Politics is about compromise and, as much as you or I would like it to be otherwise, that’s always going to be the case. While this president has done plenty of things I vehemently disagree with, I understand that if you’re looking to see progressive political policy pushed by the White House he is the absolute best you’re going to do in a country that’s made up of as many conservatives as there are liberals. Demanding accountability is always a necessity — but constant vilification accomplishes nothing other than doing the job of Republican strategists for them. And that matters if the debate isn’t merely an academic one for you — a lot of pseudo-intellectual masturbation — and if you’ve actually got something to lose. If you live in a world where political reality is a consideration for you.
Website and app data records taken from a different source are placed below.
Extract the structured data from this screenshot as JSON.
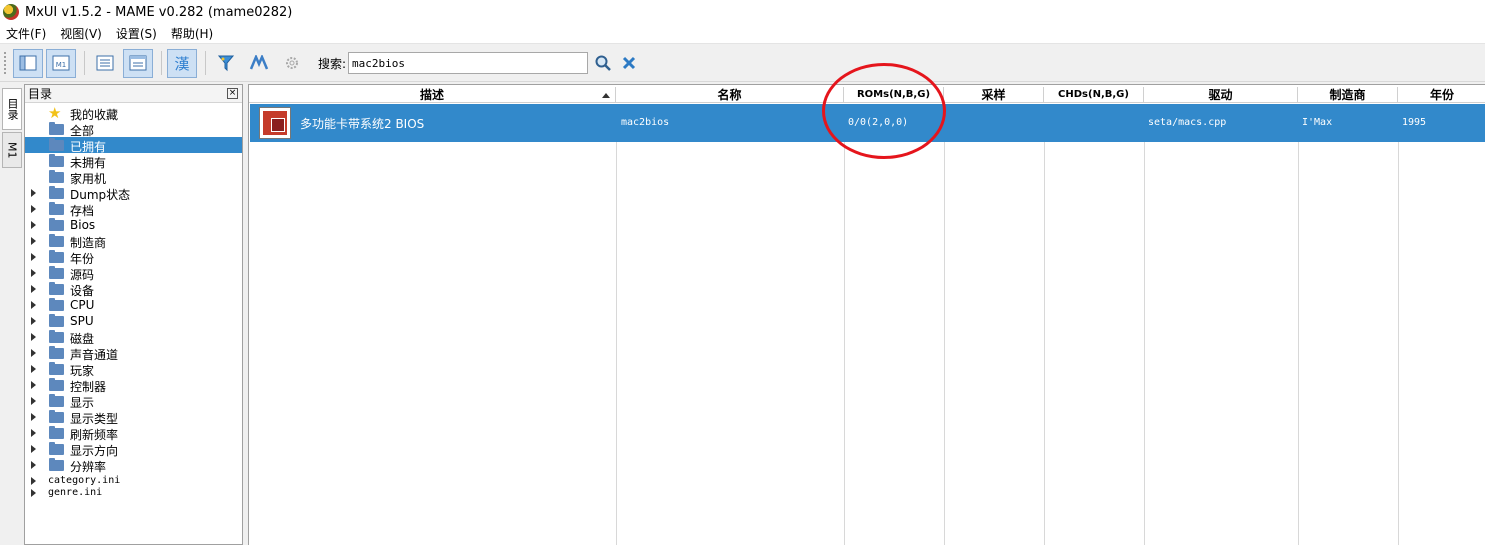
{
  "window": {
    "title": "MxUI v1.5.2 - MAME v0.282 (mame0282)"
  },
  "menu": [
    "文件(F)",
    "视图(V)",
    "设置(S)",
    "帮助(H)"
  ],
  "toolbar": {
    "search_label": "搜索:",
    "search_value": "mac2bios"
  },
  "sidetabs": [
    "目录",
    "M1"
  ],
  "tree": {
    "title": "目录",
    "items": [
      {
        "label": "我的收藏",
        "kind": "star",
        "expand": false
      },
      {
        "label": "全部",
        "kind": "folder",
        "expand": false
      },
      {
        "label": "已拥有",
        "kind": "folder",
        "expand": false,
        "selected": true
      },
      {
        "label": "未拥有",
        "kind": "folder",
        "expand": false
      },
      {
        "label": "家用机",
        "kind": "folder",
        "expand": false
      },
      {
        "label": "Dump状态",
        "kind": "folder",
        "expand": true
      },
      {
        "label": "存档",
        "kind": "folder",
        "expand": true
      },
      {
        "label": "Bios",
        "kind": "folder",
        "expand": true
      },
      {
        "label": "制造商",
        "kind": "folder",
        "expand": true
      },
      {
        "label": "年份",
        "kind": "folder",
        "expand": true
      },
      {
        "label": "源码",
        "kind": "folder",
        "expand": true
      },
      {
        "label": "设备",
        "kind": "folder",
        "expand": true
      },
      {
        "label": "CPU",
        "kind": "folder",
        "expand": true
      },
      {
        "label": "SPU",
        "kind": "folder",
        "expand": true
      },
      {
        "label": "磁盘",
        "kind": "folder",
        "expand": true
      },
      {
        "label": "声音通道",
        "kind": "folder",
        "expand": true
      },
      {
        "label": "玩家",
        "kind": "folder",
        "expand": true
      },
      {
        "label": "控制器",
        "kind": "folder",
        "expand": true
      },
      {
        "label": "显示",
        "kind": "folder",
        "expand": true
      },
      {
        "label": "显示类型",
        "kind": "folder",
        "expand": true
      },
      {
        "label": "刷新频率",
        "kind": "folder",
        "expand": true
      },
      {
        "label": "显示方向",
        "kind": "folder",
        "expand": true
      },
      {
        "label": "分辨率",
        "kind": "folder",
        "expand": true
      },
      {
        "label": "category.ini",
        "kind": "file",
        "expand": true
      },
      {
        "label": "genre.ini",
        "kind": "file",
        "expand": true
      }
    ]
  },
  "columns": [
    "描述",
    "名称",
    "ROMs(N,B,G)",
    "采样",
    "CHDs(N,B,G)",
    "驱动",
    "制造商",
    "年份"
  ],
  "rows": [
    {
      "description": "多功能卡带系统2 BIOS",
      "name": "mac2bios",
      "roms": "0/0(2,0,0)",
      "samples": "",
      "chds": "",
      "driver": "seta/macs.cpp",
      "manufacturer": "I'Max",
      "year": "1995"
    }
  ],
  "colors": {
    "selection": "#3289cb",
    "annotation": "#e5151c"
  }
}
But again, Greenwald isn’t on anyone’s side but his own and his only consideration is what he personally believes is right — and if something infinitely worse and more unjust comes from relentlessly voicing that intractable belief system and patronizing anyone who offers a contradictory argument, so be it.
A smart and potentially powerful voice for the advancement of progressive policy and against the frightening reality of Tea Party-era conservatism is instead content to settle for dispensing town crier-style shtick on a handful of subjects — evil drones, Bradley Manning as a martyr, Assange as a saint, al-Awlaki as an innocent victim of imperial murder — and to make a really nice little career for himself doing it it. This is what makes it so easy to simply shrug off Greenwald’s pedantic ranting. Which is what anyone interested in keeping this country from going to total shit should be doing.
Oh, by the way, Greenwald supported George W. Bush’s invasions of both Afghanistan and Iraq, then had the balls to turn around a couple of years later and punch way above his intellectual weight class by calling Christopher Hitchens a “war monger” for having done the same.
Tell me I need to take him seriously.